Scanning Technologies in Pedorthics
May 22, 2018
May 22, 2018
Common Strategies in Scanning
Scanning technology has accelerated over the past 20 years. Looking back on those early days when scanners were bulky, slow, unreliable and expensive, the scanners of today are infinitely more affordable – offering increasingly lightweight, real-time, and precise 3-dimensional impressions.
This is a review of contemporary scanners available to clinicians in the foot orthotic space.
Structured Light Scanning
The most basic principle behind structured light 3D scanning is triangulation. Light is projected in that becomes distorted on the surface of the object.
Next, cameras capture this distortion from multiple angles, and triangulation calculates the distance to specific points on the object, and the three-dimensional coordinates are used to digitally reconstruct the object in great detail.
Structured light scanning generally is considered more accurate than previous methods (such as the laser method) due to a greater amount of information available due to variations in line patterns and thicknesses that light scanners are capable of projecting. The type of light being used is where current scanning technology differs from this.
Below is a description of the different structured light scanning approaches available in the pedorthic space and some preliminary findings from our in-house scanner testing done at Kintec.
Colored Light Scanner
The types of colored light used in structured light scanning are both white and blue light. Although both options are effective in terms of accuracy and speed, blue light offers some benefits over white light in certain situations, because it has an LED source that lasts longer and a cooler operating temperature.
Collectively, these features of the blue light scanner often mean blue light is used in higher-end scanner devices, such as the Steinbichler Comet that can capture 2-million measurement points in only 1.5 seconds resulting in astonishingly accurate images.
In contrast, a less-expensive scanner using white light, such as one developed by ScanPod3D, has a noticeable reduction in accuracy
Occipital’s Structure Sensor also uses a structured light process; however, instead of blue or white light, the Structure Sensor uses an infrared laser projector to cast a specific pixel pattern on the scene in front of it.
The Structure Sensor’s infrared sensor then records distortions in this dot pattern as you move your iPad around the object you’re scanning, creating a depth (3D) map of the scene and the objects in it. The Structure Sensor’s infrared detector was developed by PrimeSense, now owned by Apple who designed the 3D sensor for Microsoft’s Kinect. The device also uses the iPad’s camera to record color data.
By using the infrared spectrum, the Structure Sensor overcomes an important limitation of the previous white-light models: scanning quality is conditional to both the colour of the scanned object, as well as prone to interference from ambient light. Furthermore, the firmware within the Structure Sensor allows the user to manually move the sensor around to capture the entire volume of the object.

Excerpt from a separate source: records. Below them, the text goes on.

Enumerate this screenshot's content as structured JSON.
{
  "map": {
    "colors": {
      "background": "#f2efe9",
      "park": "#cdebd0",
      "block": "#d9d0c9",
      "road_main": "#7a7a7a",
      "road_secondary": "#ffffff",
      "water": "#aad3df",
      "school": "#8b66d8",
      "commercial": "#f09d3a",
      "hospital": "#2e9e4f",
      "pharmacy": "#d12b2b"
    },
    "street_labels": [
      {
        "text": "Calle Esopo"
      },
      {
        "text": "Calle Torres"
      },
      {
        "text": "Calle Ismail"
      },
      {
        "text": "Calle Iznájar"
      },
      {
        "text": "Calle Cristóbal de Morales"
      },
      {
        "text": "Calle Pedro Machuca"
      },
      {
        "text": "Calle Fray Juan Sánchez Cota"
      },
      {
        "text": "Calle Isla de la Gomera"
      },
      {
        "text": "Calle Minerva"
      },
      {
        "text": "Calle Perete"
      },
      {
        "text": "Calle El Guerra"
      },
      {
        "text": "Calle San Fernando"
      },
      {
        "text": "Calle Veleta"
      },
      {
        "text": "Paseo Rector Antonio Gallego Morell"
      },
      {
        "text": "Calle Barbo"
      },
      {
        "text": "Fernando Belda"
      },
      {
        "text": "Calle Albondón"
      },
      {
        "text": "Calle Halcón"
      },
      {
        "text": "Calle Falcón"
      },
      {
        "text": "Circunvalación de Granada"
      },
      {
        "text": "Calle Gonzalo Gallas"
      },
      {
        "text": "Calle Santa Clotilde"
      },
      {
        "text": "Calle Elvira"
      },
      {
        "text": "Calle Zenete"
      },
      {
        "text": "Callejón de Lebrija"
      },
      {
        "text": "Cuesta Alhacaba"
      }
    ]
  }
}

Read More/Source – Kiwi Orthotic Services
Pedorthics is the science and practice of evaluating, fabricating and delivery of footwear and foot orthoses to prevent or improve painful or disabling conditions of the foot and ankle caused by disease, congenital defect, overuse or injury